I do agree with James Thralls argument.  After having read his article, it is very clear that this novel is a science fiction novel because of Ava the computer and with the idea of Malaria curing syphilis and all the other crazy stuff that goes on. Thrall is correct in saying that there is a lot of medical ideas in the novel that would be hard for a conventional scientist to accept. I also could not deny that this novel is postcolonial being set in India but also having a western presence because of Phulboni.  Although the ideas that Thrall gives about the east in the West seem a bit stereotypical they cannot be denied.  The East can be seen in this novel through all of the spirituality and mystery and silence etc.  The West is seen as well but by different means like technology and like Thrall continually says, rationality.  We cannot deny the West their spirituality but I would consider Eastern people to be much more spiritual.  I would agree that this novel could be considered a postcolonial science fiction because I wouldn’t just call it science fiction and I wouldn’t just call it postcolonial.

I liked this article after reading it three times.  I found that I had to look up the definition of every other word.  The article was extremely wordy and it took me a while to understand what the argument was.  Once I figured it out, it was very helpful because Calcutta Chromosome, although it is an easy read, it is extremely complex with its past, present, and future.  Thralls article was split into seven parts, which made each of his points a little easier to follow.  I have no reason to discount anything that Thrall argued.

 

Ghosh, Amitav.  The Calcutta Chromosome: A Novel of Fevers, Delirium & Discovery.

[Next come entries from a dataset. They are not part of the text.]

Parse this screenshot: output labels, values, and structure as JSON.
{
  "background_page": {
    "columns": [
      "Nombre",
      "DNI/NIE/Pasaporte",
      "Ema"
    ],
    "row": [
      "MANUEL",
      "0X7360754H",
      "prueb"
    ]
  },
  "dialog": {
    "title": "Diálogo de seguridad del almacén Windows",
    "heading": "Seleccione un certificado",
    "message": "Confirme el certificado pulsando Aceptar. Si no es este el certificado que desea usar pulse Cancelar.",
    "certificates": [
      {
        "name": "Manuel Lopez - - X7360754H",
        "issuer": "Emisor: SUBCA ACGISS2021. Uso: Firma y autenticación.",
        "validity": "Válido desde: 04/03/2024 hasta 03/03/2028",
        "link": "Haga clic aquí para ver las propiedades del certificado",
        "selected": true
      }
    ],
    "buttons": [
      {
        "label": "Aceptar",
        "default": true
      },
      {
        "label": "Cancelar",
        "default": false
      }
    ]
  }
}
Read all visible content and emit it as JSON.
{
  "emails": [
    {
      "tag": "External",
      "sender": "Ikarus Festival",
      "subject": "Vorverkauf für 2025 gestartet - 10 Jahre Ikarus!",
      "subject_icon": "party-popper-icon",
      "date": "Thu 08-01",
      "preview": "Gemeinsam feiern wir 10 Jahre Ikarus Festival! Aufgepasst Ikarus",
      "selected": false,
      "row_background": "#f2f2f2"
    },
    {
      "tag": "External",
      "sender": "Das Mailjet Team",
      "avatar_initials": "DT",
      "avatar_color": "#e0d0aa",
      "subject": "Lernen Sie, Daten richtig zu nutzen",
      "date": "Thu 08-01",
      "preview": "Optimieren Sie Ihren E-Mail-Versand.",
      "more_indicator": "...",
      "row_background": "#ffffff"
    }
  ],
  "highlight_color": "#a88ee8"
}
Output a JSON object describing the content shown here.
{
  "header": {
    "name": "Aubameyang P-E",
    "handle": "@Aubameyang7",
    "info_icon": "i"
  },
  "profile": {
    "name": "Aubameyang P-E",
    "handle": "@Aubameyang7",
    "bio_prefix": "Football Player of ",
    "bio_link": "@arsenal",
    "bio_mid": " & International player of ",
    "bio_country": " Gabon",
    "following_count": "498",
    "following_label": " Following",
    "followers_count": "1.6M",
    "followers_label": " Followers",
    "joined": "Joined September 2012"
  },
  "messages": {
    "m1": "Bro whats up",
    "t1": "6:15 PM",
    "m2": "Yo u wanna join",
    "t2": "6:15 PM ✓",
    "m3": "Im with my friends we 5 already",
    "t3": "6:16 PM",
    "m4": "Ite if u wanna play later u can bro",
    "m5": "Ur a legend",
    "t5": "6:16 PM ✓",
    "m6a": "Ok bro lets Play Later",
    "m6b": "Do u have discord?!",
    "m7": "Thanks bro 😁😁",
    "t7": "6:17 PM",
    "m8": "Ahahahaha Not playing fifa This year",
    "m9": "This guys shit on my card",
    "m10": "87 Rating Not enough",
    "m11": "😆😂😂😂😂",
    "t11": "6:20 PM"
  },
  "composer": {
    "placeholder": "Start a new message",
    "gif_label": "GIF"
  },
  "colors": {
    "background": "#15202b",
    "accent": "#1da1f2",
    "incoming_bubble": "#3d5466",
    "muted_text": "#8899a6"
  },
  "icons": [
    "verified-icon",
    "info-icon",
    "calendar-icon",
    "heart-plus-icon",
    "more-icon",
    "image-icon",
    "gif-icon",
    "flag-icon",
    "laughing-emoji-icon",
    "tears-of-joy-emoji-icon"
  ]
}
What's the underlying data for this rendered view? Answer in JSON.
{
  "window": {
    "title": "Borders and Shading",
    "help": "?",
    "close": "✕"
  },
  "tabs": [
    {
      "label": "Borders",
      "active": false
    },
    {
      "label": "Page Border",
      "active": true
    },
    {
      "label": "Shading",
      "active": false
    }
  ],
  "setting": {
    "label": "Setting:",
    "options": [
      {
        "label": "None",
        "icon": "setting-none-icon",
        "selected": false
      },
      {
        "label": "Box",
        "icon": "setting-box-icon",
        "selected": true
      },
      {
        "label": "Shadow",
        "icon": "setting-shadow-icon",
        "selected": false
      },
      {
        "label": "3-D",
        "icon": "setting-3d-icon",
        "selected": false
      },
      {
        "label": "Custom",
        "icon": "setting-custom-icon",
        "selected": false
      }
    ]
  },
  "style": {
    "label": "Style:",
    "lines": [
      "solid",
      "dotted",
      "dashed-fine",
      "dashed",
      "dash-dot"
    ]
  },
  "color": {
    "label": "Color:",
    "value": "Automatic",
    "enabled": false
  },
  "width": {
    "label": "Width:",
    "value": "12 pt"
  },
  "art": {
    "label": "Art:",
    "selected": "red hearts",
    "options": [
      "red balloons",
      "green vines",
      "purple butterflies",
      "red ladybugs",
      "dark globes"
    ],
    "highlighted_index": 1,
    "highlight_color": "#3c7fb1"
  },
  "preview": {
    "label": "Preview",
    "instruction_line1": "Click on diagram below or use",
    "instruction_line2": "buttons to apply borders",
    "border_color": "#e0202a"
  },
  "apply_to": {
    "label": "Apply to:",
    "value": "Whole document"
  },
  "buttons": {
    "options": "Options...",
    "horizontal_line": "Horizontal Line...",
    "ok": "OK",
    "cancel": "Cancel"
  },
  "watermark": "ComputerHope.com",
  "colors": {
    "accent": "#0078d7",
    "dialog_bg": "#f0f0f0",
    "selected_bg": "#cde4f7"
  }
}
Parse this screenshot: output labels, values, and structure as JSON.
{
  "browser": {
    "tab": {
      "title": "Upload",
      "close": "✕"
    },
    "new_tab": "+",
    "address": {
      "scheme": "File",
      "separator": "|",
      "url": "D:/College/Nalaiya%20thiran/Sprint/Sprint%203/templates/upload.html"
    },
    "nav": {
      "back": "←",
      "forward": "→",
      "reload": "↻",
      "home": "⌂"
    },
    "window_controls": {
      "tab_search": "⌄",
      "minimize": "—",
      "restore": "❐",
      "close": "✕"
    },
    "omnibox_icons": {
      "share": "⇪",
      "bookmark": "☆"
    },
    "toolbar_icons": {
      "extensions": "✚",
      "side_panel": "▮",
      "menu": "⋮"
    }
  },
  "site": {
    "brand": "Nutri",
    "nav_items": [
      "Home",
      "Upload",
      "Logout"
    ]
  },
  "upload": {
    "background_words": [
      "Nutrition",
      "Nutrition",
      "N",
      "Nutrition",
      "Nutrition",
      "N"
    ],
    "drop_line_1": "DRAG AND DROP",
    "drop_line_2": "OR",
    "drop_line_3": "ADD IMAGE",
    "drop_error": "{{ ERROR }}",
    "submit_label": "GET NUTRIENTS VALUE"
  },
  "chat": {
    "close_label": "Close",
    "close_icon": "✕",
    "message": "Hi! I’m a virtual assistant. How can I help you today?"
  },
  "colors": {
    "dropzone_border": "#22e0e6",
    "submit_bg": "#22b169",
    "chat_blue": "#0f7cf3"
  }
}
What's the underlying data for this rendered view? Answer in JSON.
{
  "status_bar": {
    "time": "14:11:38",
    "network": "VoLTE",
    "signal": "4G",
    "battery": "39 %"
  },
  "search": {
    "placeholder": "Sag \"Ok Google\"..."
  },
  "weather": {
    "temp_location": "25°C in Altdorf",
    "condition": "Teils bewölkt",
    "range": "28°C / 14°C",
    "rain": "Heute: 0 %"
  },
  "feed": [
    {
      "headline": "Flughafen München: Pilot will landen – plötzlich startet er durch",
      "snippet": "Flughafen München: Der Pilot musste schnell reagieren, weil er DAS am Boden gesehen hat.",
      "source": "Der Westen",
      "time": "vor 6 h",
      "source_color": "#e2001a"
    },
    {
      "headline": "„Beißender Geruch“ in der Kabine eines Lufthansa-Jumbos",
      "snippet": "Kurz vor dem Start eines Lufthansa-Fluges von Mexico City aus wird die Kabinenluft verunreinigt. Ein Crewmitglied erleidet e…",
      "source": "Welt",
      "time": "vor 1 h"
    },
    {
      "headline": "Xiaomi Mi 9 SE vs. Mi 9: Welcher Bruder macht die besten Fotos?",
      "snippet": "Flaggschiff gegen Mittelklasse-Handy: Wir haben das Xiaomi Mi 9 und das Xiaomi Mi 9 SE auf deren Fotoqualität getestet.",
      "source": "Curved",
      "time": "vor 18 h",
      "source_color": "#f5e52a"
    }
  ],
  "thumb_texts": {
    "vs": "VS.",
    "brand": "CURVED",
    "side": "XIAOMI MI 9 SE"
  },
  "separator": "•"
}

New York: Perennial, 2001.

 

Thrall, James H. “Postcolonial Science Fiction?: Science, Religion and the

Transformation of Genre in Amitav Ghosh’s The Calcutta Chromosome.”

Literature & Theology 23.3 (2009): 289-302.